THERMONUCLEAR BOMBS!!! You can burn paper thermonuclear bombs for your ancestors! Wow… Chinese hell is literally a place of hell! Imagine a place where nuclear bombs go off almost every day! And who’s responsible for that? We are! We’re burning all these paper weapons and causing a whole nuclear arms race to go on in the underworld!
Anyway, what’s interesting is analysis provided by the author about this sociological trend. While it’s so easy to laugh at the absurdity of paper offerings for the ancestors, these trends nonetheless reflect something about our human condition:
[T]he paper money custom is becoming harnessed to a new, urban folklore that satirizes and allegorizes the tensions in modern society.
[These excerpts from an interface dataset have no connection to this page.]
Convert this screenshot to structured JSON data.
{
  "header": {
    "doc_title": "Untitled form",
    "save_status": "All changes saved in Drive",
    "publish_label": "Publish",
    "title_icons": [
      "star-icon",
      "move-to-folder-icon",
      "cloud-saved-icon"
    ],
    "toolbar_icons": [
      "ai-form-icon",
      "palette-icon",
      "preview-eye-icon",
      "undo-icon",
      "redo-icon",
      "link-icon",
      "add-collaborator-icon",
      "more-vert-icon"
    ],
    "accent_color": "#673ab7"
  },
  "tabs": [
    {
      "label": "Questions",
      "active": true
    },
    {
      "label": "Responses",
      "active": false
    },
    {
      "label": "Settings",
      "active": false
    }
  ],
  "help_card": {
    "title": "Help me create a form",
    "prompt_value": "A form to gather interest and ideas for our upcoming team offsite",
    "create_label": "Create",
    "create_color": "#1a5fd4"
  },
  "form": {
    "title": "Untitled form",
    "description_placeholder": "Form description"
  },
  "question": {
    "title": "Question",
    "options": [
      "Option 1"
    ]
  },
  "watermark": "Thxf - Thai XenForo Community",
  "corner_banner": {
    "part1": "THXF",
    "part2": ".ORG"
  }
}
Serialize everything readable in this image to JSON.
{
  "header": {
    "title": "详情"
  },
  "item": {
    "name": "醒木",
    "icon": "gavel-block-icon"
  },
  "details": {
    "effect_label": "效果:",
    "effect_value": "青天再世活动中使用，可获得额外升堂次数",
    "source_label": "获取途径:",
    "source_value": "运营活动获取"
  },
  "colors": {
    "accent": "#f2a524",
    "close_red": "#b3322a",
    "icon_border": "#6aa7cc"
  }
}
The current hype of a perennial, often acute anxiety around male potency, the common assumption today that every man has a mistress outside marriage, the debate over whether condoms should be easily available in dispensing machines in hotel rooms and universities (to reduce the use of abortion for contraceptive purposes), the growing resentments between emerging economic classes (the nouveau riche, especially the ones who profited from the privatization of the collective economy, versus the masses of ordinary folks who didn’t), is being told and retold in the idiom of paper money.
– C. Fred Blake, Burning Money: The Material Spirit of the Chinese Lifeworld (Honolulu: University of Hawai’i Press, 2011), pp.188-189
One big lesson we can draw from this is that popular trends in religions are reflections of the problems and struggles people face on a day to day basis. It’s easy for us to ridicule religion for all its superstition and craziness.
As Karl Marx says, “Religion is the opiate of the masses.” What it means is that religion is a pain-killer. People turn to religion because life (or existence) is painful. Religion provides the means for us to alleviate the pangs of life. This can be said of all religions. The Chinese practice of burning paper offerings is no different. It provides a form of relief from the pains, woes, and struggles that we face on a day-to-day basis.
Before I end, let me say this: I highly recommend this book! (You can buy it online from Amazon)
This book is an easy read and it’s certainly very interesting and entertaining. More importantly, this book will help you to understand the whole idea behind the practice of burning paper money, and how all that has developed into a whole enterprise of paper products, like the ones I mentioned above. Many Chinese here in Singapore do it blindly. They buy paper products and burn as much as they can (the more the merrier, right?) without much clue as to how it works. After all, they are just following the practices of their parents and grandparents. Many are giving up this practice because they feel that the lack of understanding makes the whole act insincere, mechanical, and even pointless. For those who feel that way, this book will help to open up new insights and understandings of the practice. And for those who don’t practice this ritual, this book will certainly provide you with the understanding of the whole point behind paper offerings, so that you can see the rationale behind it and come to a better understanding of the Chinese rituals, and be able to empathise with those who practice it.